Here's a view that you will never see
again. Both of my '67's sitting side by side in my
Well, not long after bringing the '67
home from Arizona, I sent it in the Bel-Red Auto Rebuild to
get her rear quarters straightened out.
While her panels were getting worked
over I decided it was time to get a proper place for her to
park when she came home.
The first thing I had to do was come
up with a design in my head, and then go buy the materials.
I decided a 15x22 carport should just do the trick.
Here is our Van loaded to the hilt
with 16' lumber and metal roofing.
And here is the material laid out on
Then comes the hard part, putting to
reality what was in my head.
I started by building the trusses
Next came the
walls with trusses set in place
Finally (not quite) came
My car was taking longer than
expected, so, after painting the floor, I used this
opportunity to detail my sons Neon Sport Coupe "Nitro"
It was sure nice working in the shade
for a change. Never has been enough room in the garage
to polish and wax a car.
It was finally now time to go pick up
my car at the body shop. It had been a month and a
half and I had lost precious "good weather" time to work on
Bel-Red had I straightened the fenders
and welded all of the emblem holes shut except for the CS on
the roof.
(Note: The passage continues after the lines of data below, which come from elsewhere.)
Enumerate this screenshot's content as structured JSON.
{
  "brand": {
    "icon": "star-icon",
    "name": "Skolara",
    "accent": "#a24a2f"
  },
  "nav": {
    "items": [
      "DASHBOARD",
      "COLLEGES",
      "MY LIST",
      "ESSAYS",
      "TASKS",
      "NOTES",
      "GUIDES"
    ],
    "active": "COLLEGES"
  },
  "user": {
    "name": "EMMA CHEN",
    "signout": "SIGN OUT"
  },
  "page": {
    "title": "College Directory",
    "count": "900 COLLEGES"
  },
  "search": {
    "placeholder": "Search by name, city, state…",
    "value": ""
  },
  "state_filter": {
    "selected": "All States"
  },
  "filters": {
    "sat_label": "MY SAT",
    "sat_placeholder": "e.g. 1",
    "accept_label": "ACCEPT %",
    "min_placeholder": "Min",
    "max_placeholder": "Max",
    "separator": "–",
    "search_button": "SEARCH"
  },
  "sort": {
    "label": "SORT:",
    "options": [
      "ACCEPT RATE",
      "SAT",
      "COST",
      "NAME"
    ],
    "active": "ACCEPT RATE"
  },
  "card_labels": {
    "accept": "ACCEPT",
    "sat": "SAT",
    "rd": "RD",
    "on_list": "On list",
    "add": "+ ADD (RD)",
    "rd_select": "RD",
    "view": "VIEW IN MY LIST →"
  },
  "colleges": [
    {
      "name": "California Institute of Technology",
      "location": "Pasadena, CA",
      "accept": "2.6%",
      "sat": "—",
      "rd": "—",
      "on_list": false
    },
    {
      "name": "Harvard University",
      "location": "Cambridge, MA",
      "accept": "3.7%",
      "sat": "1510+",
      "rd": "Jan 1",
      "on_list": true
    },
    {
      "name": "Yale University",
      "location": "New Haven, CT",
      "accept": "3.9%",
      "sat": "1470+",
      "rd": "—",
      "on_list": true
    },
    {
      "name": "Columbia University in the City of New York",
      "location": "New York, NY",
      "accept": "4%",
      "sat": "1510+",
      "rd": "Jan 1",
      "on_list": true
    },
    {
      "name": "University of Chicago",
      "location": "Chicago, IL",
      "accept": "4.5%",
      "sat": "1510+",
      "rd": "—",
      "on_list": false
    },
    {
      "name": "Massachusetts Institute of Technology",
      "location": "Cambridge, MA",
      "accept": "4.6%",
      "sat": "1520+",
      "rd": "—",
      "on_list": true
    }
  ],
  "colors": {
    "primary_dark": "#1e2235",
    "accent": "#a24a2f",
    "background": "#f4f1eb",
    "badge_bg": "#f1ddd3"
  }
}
While they did a pretty amazing job at repairing
some very bad damage, after closer examination I will still
need to do some finessing to get the curves just like I want
them. There is some filler in the Drivers rear fender
as the damage that they found under the paint and bondo was
pretty severe and it took a lot of work to get the lines
I started right away to start to
deconstruct the car.
I told you I wasn't quite done with
the carport. I decided it needed proper lighting and a
exterior wall to keep the rain out. (It's been known to do
that here in Washington). I also added some T-4
sideing to the gables to finish it off.
You can see on the far wall where I am
starting to store the mechanical parts.
Inside my garage I built a pegboard
wall to hold the chrome pieces.
I have spent the past several days
sorting out the parts between the two cars and choosing the
best for the final creation. Virtually all of the
external chrome will come from my original car as I had
really babied the car and it was in very good condition.
The new '67's chrome had 100,000 more miles on it and showed
the wear. As for the interior, I am using several
parts, where possible from the new car as mine sat out under
a cover for many years and the interior started to mold and
some of the chrome has pitted. Some like the console
and bucket seat fittings I will just have to replace or
re-chrome as the new car is a bench.
Off come the doors and fenders and
inner fender wells. Next I will fit the doors off of
my other '67 to the body and then fit the fenders to the
doors and body. Next I will reattach the hood and fit
it and the fenders together.
The reason I took the inner fender
wells out is that they make it tough to adjust the fenders.
I figure once I am satisfied that they fit like I like them.
I will etch the body mount points so when I go to reassemble
the car after painting I will be sure to get a good start on
After all is to my satisfaction, I
will sand down the fenders and smooth them out and prime
them. I will then disassemble the whole car and paint
the panels individually. This will insure that I get
good coverage inside and outside of the panels.
Since I am painting the car it's
original "Provincial White", color matching will not be a
problem. I will just need to be careful when
reassembling. I have some tricks up my sleeve to
insure I don't nick the paint.
It is now September 12th, 2006 and I
have a few days left before I have to take a two week
business trip. I will try and get the doors fitted and
the fenders reattached before I go. I will then work
on the alignment and smoothing of the panels in October.
Part 3 to come in early
November to bring you up to date on my progress.